Germany’s nationwide energy transformation (Energiewende) is an ambitious transition to a low-carbon and nuclear-free economy. By 2050, the country aims to source at least 80% of its electricity from renewable energy. But with a decentralized renewable energy source — wind power from the north and solar from the south — Energiewende requires different infrastructure to provide reliable electricity.
Using high-voltage, direct current (HVDC) transmission power lines to distribute green electricity was seen as the solution. However, when these electrical superhighways that run for hundreds of kilometres are installed above ground, they have the potential to encroach on private land and negatively affect local ecosystems. The people who are the intended beneficiaries of this transformation thus found themselves in a predicament: should they support a project that can disrupt their immediate surroundings, or should they object and slow down the country’s energy transition, which many of them actually support?
In a joint venture with cooperation partners, Arcadis provided a unique combination of services to plan and develop a 700km HVDC transmission line necessary for Energiewende’s success.
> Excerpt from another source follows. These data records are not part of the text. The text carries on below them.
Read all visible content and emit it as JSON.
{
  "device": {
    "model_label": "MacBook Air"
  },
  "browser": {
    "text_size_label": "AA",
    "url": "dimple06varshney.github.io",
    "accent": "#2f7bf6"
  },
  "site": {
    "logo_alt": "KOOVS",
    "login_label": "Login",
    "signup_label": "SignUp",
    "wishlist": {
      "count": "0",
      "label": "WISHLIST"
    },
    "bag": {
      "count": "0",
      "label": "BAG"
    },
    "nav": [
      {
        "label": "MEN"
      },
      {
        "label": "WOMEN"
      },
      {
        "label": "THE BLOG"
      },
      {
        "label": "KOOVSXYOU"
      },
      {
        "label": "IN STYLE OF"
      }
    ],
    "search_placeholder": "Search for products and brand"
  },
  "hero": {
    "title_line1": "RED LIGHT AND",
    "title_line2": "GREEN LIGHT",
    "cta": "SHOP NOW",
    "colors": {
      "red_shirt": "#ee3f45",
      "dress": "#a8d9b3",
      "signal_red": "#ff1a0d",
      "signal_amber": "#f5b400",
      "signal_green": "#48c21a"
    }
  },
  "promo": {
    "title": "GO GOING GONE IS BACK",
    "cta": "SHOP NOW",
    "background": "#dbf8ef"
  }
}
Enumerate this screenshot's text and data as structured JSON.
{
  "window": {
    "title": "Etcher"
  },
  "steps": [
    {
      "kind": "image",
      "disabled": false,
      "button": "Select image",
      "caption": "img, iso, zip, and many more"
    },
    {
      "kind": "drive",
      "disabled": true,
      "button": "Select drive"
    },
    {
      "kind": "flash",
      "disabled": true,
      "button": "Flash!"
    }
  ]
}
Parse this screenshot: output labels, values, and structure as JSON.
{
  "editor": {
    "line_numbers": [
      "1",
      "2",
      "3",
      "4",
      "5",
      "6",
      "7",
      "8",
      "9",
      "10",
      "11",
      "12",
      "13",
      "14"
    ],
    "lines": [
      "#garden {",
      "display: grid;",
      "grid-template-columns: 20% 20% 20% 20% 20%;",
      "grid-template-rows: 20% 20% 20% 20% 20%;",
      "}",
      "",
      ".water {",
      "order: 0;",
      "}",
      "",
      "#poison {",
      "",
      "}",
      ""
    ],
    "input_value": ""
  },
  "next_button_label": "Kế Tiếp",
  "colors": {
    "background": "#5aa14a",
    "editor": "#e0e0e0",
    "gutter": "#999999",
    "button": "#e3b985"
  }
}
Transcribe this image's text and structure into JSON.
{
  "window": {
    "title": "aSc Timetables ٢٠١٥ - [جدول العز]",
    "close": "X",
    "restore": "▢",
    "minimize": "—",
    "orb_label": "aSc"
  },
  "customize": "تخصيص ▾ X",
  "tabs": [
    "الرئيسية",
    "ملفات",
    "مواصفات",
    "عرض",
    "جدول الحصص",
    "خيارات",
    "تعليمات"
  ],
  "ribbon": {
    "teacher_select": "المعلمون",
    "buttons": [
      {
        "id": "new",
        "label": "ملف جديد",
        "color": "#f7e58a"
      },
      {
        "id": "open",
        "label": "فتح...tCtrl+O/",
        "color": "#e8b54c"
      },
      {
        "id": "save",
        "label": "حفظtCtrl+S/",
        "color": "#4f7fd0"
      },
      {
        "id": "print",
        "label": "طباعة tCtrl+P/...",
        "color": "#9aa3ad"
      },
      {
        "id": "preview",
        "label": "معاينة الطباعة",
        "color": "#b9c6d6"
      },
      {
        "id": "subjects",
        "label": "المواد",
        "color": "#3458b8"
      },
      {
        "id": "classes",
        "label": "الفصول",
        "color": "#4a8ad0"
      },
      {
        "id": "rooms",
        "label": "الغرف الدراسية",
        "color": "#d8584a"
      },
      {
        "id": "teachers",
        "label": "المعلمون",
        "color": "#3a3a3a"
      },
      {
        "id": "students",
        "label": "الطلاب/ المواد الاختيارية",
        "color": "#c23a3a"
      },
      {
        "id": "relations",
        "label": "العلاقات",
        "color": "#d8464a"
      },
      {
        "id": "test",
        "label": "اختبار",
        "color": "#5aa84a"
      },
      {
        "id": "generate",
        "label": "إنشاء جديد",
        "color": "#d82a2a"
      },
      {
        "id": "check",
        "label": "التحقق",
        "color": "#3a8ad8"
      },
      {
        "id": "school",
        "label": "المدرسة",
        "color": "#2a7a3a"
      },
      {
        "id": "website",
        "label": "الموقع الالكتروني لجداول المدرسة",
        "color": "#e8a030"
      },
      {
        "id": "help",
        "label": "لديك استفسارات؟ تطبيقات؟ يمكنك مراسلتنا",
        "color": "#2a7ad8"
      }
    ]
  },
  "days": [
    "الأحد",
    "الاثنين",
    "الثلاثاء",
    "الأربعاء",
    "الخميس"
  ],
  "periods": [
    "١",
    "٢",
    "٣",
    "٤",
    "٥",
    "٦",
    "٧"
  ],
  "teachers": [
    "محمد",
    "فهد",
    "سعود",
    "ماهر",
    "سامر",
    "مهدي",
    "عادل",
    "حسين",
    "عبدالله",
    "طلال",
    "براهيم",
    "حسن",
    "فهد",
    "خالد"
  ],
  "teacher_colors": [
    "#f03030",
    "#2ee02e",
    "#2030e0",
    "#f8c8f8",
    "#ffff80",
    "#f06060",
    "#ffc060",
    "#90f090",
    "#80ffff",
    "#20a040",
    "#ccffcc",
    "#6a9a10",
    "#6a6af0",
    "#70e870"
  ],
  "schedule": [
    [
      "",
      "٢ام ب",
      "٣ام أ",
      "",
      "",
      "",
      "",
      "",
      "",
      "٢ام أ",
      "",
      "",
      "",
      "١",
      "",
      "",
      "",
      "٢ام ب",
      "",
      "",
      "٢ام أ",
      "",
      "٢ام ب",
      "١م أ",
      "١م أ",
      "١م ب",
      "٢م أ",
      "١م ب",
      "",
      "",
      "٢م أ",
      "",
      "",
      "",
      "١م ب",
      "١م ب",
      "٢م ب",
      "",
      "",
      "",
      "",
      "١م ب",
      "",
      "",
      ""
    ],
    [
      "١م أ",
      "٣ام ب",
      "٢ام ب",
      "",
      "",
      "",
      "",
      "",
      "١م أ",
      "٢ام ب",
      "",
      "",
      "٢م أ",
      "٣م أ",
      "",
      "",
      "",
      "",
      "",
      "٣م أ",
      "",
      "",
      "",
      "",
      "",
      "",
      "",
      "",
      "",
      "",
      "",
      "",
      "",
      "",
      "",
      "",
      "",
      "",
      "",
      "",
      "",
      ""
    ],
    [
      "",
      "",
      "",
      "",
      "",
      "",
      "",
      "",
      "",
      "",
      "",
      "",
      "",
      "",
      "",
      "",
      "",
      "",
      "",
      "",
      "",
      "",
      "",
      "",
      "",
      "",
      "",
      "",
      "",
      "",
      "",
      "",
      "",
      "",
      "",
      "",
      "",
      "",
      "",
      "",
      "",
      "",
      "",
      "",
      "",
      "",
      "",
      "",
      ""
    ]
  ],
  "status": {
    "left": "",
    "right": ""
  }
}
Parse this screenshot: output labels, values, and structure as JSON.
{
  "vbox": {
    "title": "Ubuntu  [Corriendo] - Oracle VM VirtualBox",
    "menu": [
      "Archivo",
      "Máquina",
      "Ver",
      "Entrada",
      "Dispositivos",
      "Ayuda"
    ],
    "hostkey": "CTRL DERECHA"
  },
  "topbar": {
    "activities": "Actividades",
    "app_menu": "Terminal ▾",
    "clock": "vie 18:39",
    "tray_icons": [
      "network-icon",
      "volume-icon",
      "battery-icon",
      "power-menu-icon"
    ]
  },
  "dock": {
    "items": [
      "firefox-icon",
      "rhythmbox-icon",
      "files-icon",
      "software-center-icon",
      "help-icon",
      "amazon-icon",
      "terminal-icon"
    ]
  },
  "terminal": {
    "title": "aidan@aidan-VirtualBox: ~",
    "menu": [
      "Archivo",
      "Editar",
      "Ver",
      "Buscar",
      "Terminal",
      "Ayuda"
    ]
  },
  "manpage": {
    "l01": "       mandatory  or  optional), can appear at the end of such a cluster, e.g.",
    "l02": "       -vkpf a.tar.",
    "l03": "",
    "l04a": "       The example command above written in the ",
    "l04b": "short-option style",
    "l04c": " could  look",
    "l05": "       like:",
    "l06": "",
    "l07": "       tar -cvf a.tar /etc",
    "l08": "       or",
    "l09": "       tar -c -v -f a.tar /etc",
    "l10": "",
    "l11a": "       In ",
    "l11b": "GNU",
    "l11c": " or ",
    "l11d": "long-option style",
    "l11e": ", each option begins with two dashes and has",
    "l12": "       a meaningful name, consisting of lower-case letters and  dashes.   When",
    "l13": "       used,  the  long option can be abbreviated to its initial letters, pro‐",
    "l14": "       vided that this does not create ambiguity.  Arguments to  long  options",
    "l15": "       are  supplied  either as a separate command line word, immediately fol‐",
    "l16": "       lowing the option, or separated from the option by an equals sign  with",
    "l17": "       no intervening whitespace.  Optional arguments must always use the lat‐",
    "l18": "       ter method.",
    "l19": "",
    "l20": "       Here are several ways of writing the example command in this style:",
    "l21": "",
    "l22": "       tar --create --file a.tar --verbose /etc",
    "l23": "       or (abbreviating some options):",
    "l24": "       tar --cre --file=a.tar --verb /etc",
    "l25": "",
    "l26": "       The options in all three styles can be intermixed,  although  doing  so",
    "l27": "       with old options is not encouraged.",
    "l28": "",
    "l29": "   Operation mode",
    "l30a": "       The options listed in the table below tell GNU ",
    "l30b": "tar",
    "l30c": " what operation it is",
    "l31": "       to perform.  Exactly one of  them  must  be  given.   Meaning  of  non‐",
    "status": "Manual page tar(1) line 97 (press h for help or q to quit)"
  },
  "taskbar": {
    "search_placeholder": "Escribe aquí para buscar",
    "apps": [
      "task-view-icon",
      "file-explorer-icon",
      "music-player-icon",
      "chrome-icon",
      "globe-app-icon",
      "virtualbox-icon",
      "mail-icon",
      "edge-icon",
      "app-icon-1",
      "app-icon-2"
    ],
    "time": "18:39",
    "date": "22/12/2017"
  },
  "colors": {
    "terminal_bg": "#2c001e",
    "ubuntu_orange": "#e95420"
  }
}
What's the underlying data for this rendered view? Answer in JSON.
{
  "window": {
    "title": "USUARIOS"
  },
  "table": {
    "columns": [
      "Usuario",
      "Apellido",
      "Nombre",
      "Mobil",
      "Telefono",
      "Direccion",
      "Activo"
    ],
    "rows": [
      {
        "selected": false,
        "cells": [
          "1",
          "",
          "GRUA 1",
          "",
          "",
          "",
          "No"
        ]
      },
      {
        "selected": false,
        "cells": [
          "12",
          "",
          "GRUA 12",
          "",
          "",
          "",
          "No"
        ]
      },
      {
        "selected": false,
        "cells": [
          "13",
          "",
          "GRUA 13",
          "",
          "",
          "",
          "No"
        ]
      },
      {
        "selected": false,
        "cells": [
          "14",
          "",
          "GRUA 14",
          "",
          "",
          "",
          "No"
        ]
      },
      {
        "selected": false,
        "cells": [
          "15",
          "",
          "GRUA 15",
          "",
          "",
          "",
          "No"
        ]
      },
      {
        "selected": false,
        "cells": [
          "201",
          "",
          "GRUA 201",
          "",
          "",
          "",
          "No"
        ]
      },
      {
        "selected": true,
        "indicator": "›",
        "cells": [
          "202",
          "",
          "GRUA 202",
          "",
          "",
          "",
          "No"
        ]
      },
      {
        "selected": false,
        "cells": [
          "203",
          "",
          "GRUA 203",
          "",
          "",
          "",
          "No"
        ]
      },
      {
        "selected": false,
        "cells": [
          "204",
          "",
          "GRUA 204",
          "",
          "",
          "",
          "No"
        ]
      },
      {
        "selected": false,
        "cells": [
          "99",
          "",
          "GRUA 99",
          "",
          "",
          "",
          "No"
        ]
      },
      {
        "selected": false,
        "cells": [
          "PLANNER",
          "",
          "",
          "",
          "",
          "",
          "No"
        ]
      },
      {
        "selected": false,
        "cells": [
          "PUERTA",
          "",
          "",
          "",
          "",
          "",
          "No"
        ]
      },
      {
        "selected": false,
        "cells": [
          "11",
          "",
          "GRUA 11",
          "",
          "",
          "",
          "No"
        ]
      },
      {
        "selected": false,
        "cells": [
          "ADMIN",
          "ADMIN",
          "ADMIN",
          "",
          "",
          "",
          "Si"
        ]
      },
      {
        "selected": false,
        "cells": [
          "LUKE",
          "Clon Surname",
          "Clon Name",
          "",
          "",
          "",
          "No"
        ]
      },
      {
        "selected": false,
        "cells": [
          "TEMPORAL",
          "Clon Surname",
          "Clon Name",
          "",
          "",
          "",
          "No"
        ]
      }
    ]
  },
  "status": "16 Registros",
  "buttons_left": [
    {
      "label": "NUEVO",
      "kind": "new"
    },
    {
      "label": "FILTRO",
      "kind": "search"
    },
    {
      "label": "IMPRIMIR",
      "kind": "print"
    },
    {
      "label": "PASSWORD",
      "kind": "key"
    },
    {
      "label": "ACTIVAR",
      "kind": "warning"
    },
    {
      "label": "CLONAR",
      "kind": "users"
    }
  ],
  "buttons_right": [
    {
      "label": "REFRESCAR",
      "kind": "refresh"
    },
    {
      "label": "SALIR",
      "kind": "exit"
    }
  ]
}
Our task was to define a process to secure public support through consultations for an area that covers about 180,000km2. We understood that using the “classic” approach of developing a project and securing permits before consulting the public might generate more resistance than support. That is why we started the process by informing the public first about the details and benefits of the project. We then provided them opportunities to actively participate in discussions to voice their concerns before any development began. Ensuring consistent, clear and fast communication, however, is not as simple as it sounds, especially when there are tens of thousands of stakeholders that need to be reached.
Our team developed a software solution called mapARC which is an external-facing project website linked to a web-based geographic information system (WebGIS). Using the website, online users can check project data on the GIS platform and ask questions that Arcadis can answer directly or refer to the client and project partners. Visitors to the GIS portal can see anonymized questions posted by others to help increase awareness and avoid duplication. mapARC allowed us to efficiently manage 20,000 stakeholder comments and requests and integrate 7,000 comments with planning relevance into the development phase.
By embracing a new approach to project development and using technology to efficiently gather and respond to stakeholders’ sentiments, we were able to secure the public’s support. The consultations revealed key issues that the people care about, such as nature and biodiversity conservation and the impact on water and agriculture. It became clear to the project team that the public supports the transition to renewable energy, but there was a need to balance the goals of this nationwide initiative with the needs of those who will be directly affected by the installation of new power lines.
The project was then designed to reflect those sentiments, and the government eventually subsidized the moving of the HVDC transmission lines underground. For the client, our work helped secure the necessary planning permissions and allowed the project to proceed as scheduled and within the allotted budget.
The HVDC transmission lines will serve as the backbone for the nationwide, reliable supply of sustainably generated energy that will power households, businesses, and communities. More importantly, Germany will be on track to substantially reduce its reliance on fossil fuels for energy generation, which will help create a carbon-neutral world for its people.